      economic sense. Methane is a major component of
      natural gas and can be burned to generate power.

      Agriculture was a greater challenge, Hare said.

      A MATTER OF BALANCE

      "There are more difficult areas for methane from
      livestock and from rice agriculture where, at
      best, longer time scales are required to change
      practices in agriculture than you might need in
      industrial areas," Hare said.

      Rice paddies and other irrigated crops produce
      large amounts of methane, as do natural wetlands.
      Vast amounts of methane are also locked up in
      deposits under the ice in sub-polar regions, in
      permafrost or under the sea.

      Hare said there are lots of options being looked
      at, such as additives for cattle and sheep to cut
      the amount of methane in their burps and moving
      away from intensive livestock feed lots to
      range-fed animals.

      "And for example in rice, just changing the
      timing and when and how you flood rice paddies
      has great potential to reduce methane emissions."

      For the moment, the amount of methane in the
      atmosphere is steady after leveling off around
      1999, said Fraser, leader of the Changing
      Atmosphere Research Group at Australia's
      government-funded Commonwealth Scientific and
      Industrial Research Organization.

      This is thought to be because the drying out of
      tropical wetlands seems to canceling out a rise
      in emissions from the oil and gas industry. But
      how long this lasts is anyone's guess.

      "Most people would agree that some time in the
      future methane is going to start growing again,
      just because of the world demand for natural gas,
      rice and cattle," Fraser said.

      POO POWER

      All the more reason why chicken manure and pig waste are hot commodities.

      Under the U.N.'s Kyoto Protocol, a system called
      the Clean Development Mechanism allows rich
      countries to keep within their emissions limits
      by funding projects that soak up greenhouse gases
      in poor countries, getting carbon credits in
      return.

      This has made huge pig farms in South America and
      poultry farms in India attractive investments.

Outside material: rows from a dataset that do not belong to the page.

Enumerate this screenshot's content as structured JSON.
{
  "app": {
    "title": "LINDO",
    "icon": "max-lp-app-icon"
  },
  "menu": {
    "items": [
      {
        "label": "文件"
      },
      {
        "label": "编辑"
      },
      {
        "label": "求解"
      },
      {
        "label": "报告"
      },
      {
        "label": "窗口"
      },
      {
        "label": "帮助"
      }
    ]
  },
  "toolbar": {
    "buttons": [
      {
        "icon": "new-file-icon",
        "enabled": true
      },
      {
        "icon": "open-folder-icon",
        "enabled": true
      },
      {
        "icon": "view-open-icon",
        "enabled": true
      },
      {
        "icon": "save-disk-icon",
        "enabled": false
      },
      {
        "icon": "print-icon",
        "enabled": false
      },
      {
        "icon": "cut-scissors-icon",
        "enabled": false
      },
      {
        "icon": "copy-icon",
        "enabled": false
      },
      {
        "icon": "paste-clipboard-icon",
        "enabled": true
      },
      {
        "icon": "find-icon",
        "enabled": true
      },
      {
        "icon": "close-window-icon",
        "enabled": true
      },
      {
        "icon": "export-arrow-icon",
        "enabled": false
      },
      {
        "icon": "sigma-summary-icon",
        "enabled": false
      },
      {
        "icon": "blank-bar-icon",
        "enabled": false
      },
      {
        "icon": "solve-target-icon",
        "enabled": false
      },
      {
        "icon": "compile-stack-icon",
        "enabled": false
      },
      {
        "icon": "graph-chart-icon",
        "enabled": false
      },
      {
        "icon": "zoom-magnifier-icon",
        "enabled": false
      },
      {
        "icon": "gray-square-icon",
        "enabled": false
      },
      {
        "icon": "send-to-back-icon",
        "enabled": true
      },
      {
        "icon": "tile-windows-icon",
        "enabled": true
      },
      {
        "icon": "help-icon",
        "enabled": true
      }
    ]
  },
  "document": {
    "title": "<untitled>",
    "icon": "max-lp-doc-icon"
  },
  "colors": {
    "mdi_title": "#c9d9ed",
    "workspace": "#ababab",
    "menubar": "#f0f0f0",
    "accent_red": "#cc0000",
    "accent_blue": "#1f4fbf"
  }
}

      The waste is put into digesters and the methane
      extracted and burned to generate electricity or
      simply flared to create CO2 -- not perfect, but a
      lesser greenhouse gas evil.

      And interest is growing in these kinds of
      projects, said N. Yuvaraj Dinesh Babu of the
      Singapore-based Carbon Exchange, which trades
      Kyoto carbon credits and helps broker emissions
      off-setting deals.

      The Kyoto system of emissions credits has proved
      popular and the U.N. Framework Convention on
      Climate Change, which administers it, says dozens
      of methane-abatement projects have been approved
      in recent years with more being considered.

      But Stephan Singer of conservation group WWF
      thinks this is not the complete solution. He
      believes more attention should be paid to
      controlling carbon dioxide emissions and the
      sources of methane not so easily controlled.

      Only about 50 percent of all methane emissions
      are being controlled, namely from landfills, coal
      mines and the oil and gas industry, said Singer,
      head of WWF's European Energy and Climate Policy
      Unit.

      "What worries me is the increased methane coming
      out of the stomachs of ruminants, mainly for
      increased beef consumption within an increasingly
      wealthy world. The diet of the West has a big
      impact on the atmosphere."

      In the United States, cattle emit about 5.5
      million tonnes of methane per year into the
      atmosphere, accounting for 20 percent of U.S.
      methane emissions, the Environmental Protection
      Agency says. In New Zealand, emissions from
      agriculture comprise about half of all greenhouse
      gas emissions.

      But what worries Singer most is a rapid release
      of methane stored in sub-polar permafrost or in
      huge methane hydrate deposits under the sea.
      While this has not happened, some scientists
      suggest it might occur in a warmer world.

      "If methane hydrates leak, then we're gone, then it's over."

      Copyright © 2007 Reuters Limited.